DATA TO EXAMINE:
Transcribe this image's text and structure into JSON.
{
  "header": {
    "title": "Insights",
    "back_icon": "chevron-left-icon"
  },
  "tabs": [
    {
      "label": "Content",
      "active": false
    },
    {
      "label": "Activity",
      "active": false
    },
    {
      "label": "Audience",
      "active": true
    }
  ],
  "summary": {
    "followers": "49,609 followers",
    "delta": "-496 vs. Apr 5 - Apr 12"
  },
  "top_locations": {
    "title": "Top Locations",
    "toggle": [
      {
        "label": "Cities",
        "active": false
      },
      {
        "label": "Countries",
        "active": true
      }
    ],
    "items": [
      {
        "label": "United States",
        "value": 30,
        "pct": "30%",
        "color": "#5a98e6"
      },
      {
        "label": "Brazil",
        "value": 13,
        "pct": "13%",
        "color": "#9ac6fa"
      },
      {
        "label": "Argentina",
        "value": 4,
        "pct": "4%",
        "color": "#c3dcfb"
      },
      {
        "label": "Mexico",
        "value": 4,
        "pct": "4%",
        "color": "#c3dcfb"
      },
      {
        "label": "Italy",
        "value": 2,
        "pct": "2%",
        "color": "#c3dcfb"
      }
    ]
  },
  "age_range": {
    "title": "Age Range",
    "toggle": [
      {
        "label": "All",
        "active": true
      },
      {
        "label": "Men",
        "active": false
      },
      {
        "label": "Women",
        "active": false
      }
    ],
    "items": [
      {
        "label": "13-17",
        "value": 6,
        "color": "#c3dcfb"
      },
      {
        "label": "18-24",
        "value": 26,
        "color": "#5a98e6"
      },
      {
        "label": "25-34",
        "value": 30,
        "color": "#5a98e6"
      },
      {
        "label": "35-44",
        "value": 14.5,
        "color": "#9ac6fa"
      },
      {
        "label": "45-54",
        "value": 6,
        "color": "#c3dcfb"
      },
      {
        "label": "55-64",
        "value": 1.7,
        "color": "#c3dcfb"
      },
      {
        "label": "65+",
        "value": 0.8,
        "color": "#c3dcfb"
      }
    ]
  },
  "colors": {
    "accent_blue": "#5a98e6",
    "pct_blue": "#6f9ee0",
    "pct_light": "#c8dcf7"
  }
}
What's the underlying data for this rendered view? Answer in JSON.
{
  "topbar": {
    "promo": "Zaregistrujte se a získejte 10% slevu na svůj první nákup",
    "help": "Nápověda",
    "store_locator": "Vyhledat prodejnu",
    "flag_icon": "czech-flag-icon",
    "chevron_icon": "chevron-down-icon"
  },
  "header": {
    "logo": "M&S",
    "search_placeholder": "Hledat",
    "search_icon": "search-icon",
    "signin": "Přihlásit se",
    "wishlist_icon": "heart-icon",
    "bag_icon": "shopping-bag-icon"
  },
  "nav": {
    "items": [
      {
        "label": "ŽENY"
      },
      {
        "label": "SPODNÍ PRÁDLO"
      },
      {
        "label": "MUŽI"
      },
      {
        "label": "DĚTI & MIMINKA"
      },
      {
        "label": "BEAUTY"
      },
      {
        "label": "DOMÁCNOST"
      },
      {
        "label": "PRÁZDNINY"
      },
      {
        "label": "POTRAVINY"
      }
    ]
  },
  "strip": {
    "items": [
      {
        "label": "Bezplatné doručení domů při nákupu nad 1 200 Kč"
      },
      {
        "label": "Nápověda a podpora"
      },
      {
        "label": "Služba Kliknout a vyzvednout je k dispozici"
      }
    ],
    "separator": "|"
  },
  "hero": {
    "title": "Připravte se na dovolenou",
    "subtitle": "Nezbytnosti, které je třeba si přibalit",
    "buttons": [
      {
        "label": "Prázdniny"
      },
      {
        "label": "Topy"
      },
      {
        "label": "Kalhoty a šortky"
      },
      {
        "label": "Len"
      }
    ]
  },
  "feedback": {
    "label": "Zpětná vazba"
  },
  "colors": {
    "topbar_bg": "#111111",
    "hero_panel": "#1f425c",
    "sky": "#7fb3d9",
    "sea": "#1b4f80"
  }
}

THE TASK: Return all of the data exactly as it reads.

ANSWER BOX:
Transcribe this image's text and structure into JSON.
{
  "header": {
    "title": "Insights",
    "back_icon": "chevron-left-icon"
  },
  "tabs": [
    {
      "label": "Content",
      "active": false
    },
    {
      "label": "Activity",
      "active": false
    },
    {
      "label": "Audience",
      "active": true
    }
  ],
  "summary": {
    "followers": "49,609 followers",
    "delta": "-496 vs. Apr 5 - Apr 12"
  },
  "top_locations": {
    "title": "Top Locations",
    "toggle": [
      {
        "label": "Cities",
        "active": false
      },
      {
        "label": "Countries",
        "active": true
      }
    ],
    "items": [
      {
        "label": "United States",
        "value": 30,
        "pct": "30%",
        "color": "#5a98e6"
      },
      {
        "label": "Brazil",
        "value": 13,
        "pct": "13%",
        "color": "#9ac6fa"
      },
      {
        "label": "Argentina",
        "value": 4,
        "pct": "4%",
        "color": "#c3dcfb"
      },
      {
        "label": "Mexico",
        "value": 4,
        "pct": "4%",
        "color": "#c3dcfb"
      },
      {
        "label": "Italy",
        "value": 2,
        "pct": "2%",
        "color": "#c3dcfb"
      }
    ]
  },
  "age_range": {
    "title": "Age Range",
    "toggle": [
      {
        "label": "All",
        "active": true
      },
      {
        "label": "Men",
        "active": false
      },
      {
        "label": "Women",
        "active": false
      }
    ],
    "items": [
      {
        "label": "13-17",
        "value": 6,
        "color": "#c3dcfb"
      },
      {
        "label": "18-24",
        "value": 26,
        "color": "#5a98e6"
      },
      {
        "label": "25-34",
        "value": 30,
        "color": "#5a98e6"
      },
      {
        "label": "35-44",
        "value": 14.5,
        "color": "#9ac6fa"
      },
      {
        "label": "45-54",
        "value": 6,
        "color": "#c3dcfb"
      },
      {
        "label": "55-64",
        "value": 1.7,
        "color": "#c3dcfb"
      },
      {
        "label": "65+",
        "value": 0.8,
        "color": "#c3dcfb"
      }
    ]
  },
  "colors": {
    "accent_blue": "#5a98e6",
    "pct_blue": "#6f9ee0",
    "pct_light": "#c8dcf7"
  }
}
What's the underlying data for this rendered view? Answer in JSON.
{
  "topbar": {
    "promo": "Zaregistrujte se a získejte 10% slevu na svůj první nákup",
    "help": "Nápověda",
    "store_locator": "Vyhledat prodejnu",
    "flag_icon": "czech-flag-icon",
    "chevron_icon": "chevron-down-icon"
  },
  "header": {
    "logo": "M&S",
    "search_placeholder": "Hledat",
    "search_icon": "search-icon",
    "signin": "Přihlásit se",
    "wishlist_icon": "heart-icon",
    "bag_icon": "shopping-bag-icon"
  },
  "nav": {
    "items": [
      {
        "label": "ŽENY"
      },
      {
        "label": "SPODNÍ PRÁDLO"
      },
      {
        "label": "MUŽI"
      },
      {
        "label": "DĚTI & MIMINKA"
      },
      {
        "label": "BEAUTY"
      },
      {
        "label": "DOMÁCNOST"
      },
      {
        "label": "PRÁZDNINY"
      },
      {
        "label": "POTRAVINY"
      }
    ]
  },
  "strip": {
    "items": [
      {
        "label": "Bezplatné doručení domů při nákupu nad 1 200 Kč"
      },
      {
        "label": "Nápověda a podpora"
      },
      {
        "label": "Služba Kliknout a vyzvednout je k dispozici"
      }
    ],
    "separator": "|"
  },
  "hero": {
    "title": "Připravte se na dovolenou",
    "subtitle": "Nezbytnosti, které je třeba si přibalit",
    "buttons": [
      {
        "label": "Prázdniny"
      },
      {
        "label": "Topy"
      },
      {
        "label": "Kalhoty a šortky"
      },
      {
        "label": "Len"
      }
    ]
  },
  "feedback": {
    "label": "Zpětná vazba"
  },
  "colors": {
    "topbar_bg": "#111111",
    "hero_panel": "#1f425c",
    "sky": "#7fb3d9",
    "sea": "#1b4f80"
  }
}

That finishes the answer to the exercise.